A number of people and organisations have responsibility for ensuring the successful delivery of the Civil Service Pensions arrangements.
The following information outlines the roles of these people/organisations.
The Minister is responsible for the management and administration of the Civil Service Pensions arrangements.
The Minister delegates this responsibility to the Cabinet Secretary in his role as Accounting Officer for the arrangements.
The Accounting Officer is the Permanent Secretary of the Cabinet Office.
The Accounting Officer has oversight of the Civil Superannuation Vote for the Civil Service Pensions arrangements. The Accounting Officer has to sign a Governance Statement on Internal Control in the Civil Superannuation Resource Accounts confirming the effectiveness of the control framework in place.
The Civil Service Pensions Board (CSPB) is responsible for assisting the Scheme Manager (Cabinet Office) in the effective administration of the Civil Service pension arrangements.
The CSPB was created in 2010, and was the first such Board to be set up for a Public Service pension scheme. The Public Service Pensions Act 2013 put the CSPB on a formal legal footing from 1 April 2015.
The CSPB’s principle function is to hold the Scheme Manager to account for the delivery of Civil Service Pension arrangements. They also help to promote high standards of administration through advising, influencing, challenging and assisting the Scheme Manager. The CSPB meets at least quarterly.
The Scheme Manager acts on behalf of the CSPB, and is responsible for:
The Scheme Administrator is the organisation responsible for administering the CSP arrangements, Civil Service Compensation Scheme (CSCS), Civil Service Injury Benefit Scheme (CSIBS) and the Civil Service Additional Voluntary Contribution Scheme (CSAVCS) under a contract to the Cabinet Office.
The Scheme Administrator is a private sector company. It is a ‘mutual joint venture’, with shares held by a Private Sector Partner and MyCSP staff.
The Scheme Administrator provides services for all employers covered by the CSP arrangements and its main responsibilities include:
There are in excess of 200 employing bodies (Government Departments, Agencies, NDPBs and private sector employers) that “participate” or employ staff that are members of the CSP arrangements. Employers’ main roles are:
From 1 September 2018, members can only contribute to either a partnership pension account or CSAVCs. The stand-alone stakeholder scheme is no longer offered. From this date, members had the option of one single provider (Legal & General) for the defined contribution arrangements.
With the exception of members of the AVC scheme who are with Equitable Life, existing members with one of the previous providers moved to the current provider from 1 September 2018 and, depending on which scheme they were a member of, their accrued benefits could be transferred to the new provider.

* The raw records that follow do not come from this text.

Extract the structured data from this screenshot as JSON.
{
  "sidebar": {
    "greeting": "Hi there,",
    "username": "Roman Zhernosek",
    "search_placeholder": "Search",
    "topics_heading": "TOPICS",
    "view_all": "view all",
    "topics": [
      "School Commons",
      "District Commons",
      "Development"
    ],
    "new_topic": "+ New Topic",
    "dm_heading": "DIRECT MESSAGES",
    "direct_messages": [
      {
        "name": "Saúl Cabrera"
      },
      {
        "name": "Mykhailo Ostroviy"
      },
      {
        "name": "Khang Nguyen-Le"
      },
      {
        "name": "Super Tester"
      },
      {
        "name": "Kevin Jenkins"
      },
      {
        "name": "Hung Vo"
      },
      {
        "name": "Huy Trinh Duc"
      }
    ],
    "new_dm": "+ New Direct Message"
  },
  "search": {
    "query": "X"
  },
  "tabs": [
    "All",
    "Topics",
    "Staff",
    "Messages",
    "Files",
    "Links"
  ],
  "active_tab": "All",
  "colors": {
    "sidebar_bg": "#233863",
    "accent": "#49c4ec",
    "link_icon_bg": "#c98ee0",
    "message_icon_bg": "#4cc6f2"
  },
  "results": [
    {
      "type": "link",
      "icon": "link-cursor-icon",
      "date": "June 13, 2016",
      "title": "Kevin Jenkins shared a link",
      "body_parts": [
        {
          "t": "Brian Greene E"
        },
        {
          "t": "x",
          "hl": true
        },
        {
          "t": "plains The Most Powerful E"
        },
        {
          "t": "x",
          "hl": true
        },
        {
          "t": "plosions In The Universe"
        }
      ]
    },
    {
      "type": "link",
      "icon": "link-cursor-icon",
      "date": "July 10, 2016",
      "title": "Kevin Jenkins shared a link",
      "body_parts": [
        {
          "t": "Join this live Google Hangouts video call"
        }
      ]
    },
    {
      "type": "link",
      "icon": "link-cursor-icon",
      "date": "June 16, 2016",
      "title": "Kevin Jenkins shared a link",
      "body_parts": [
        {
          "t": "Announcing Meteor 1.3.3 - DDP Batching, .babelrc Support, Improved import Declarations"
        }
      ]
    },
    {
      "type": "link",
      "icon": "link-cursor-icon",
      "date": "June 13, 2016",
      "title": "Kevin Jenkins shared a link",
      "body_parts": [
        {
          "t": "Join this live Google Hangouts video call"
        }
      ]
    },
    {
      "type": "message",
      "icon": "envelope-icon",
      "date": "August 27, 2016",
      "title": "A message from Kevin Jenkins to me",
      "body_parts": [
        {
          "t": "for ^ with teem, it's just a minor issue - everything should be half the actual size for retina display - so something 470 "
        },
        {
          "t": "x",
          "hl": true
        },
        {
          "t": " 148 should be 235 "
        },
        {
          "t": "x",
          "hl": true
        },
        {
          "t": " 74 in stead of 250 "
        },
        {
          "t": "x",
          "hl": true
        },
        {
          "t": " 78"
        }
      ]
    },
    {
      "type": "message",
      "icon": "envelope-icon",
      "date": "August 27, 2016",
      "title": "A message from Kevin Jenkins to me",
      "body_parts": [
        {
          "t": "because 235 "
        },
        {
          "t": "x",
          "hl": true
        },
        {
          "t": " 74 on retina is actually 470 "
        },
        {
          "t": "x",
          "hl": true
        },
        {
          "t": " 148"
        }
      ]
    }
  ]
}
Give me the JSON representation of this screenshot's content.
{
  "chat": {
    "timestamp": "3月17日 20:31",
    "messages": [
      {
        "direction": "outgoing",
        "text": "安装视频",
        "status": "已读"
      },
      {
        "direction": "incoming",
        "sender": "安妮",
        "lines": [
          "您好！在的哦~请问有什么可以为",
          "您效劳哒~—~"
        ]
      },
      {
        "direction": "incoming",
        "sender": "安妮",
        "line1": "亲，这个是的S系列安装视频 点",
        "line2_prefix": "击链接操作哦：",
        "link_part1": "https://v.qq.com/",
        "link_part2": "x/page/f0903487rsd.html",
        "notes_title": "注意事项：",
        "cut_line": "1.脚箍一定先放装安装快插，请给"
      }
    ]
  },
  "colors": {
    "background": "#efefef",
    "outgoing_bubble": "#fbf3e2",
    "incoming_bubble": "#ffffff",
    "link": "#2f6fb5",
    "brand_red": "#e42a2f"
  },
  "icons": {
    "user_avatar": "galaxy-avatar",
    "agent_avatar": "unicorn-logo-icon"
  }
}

Prior to 1 September 2018, members could contribute to a variety of defined contribution or ‘money purchase’ arrangements via a number of insurance companies. The providers were:
Cabinet Office’s Reform team is responsible for the development of Civil Service pension policy.
The JCS was originally established as a Committee of the National Whitley Council. It is the officially recognised forum for consultation between the Official Side (represented by the Cabinet Office, both Workplace Reform and the Scheme Manager) and Staff Side (represented by the Council of Civil Service Unions). The forum discusses the Civil Service pension and compensation arrangements – particularly proposed changes to those arrangements.
The Scheme Medical Adviser is appointed by CSPB to provide employers, the Scheme Administrator and CSPB with advice about ill-health retirements and CSIBS cases.
The Scheme Medical Adviser is a private sector company under contract to the Cabinet Office; however, the Scheme Administrator carry out management of the contract on a day-to-day basis.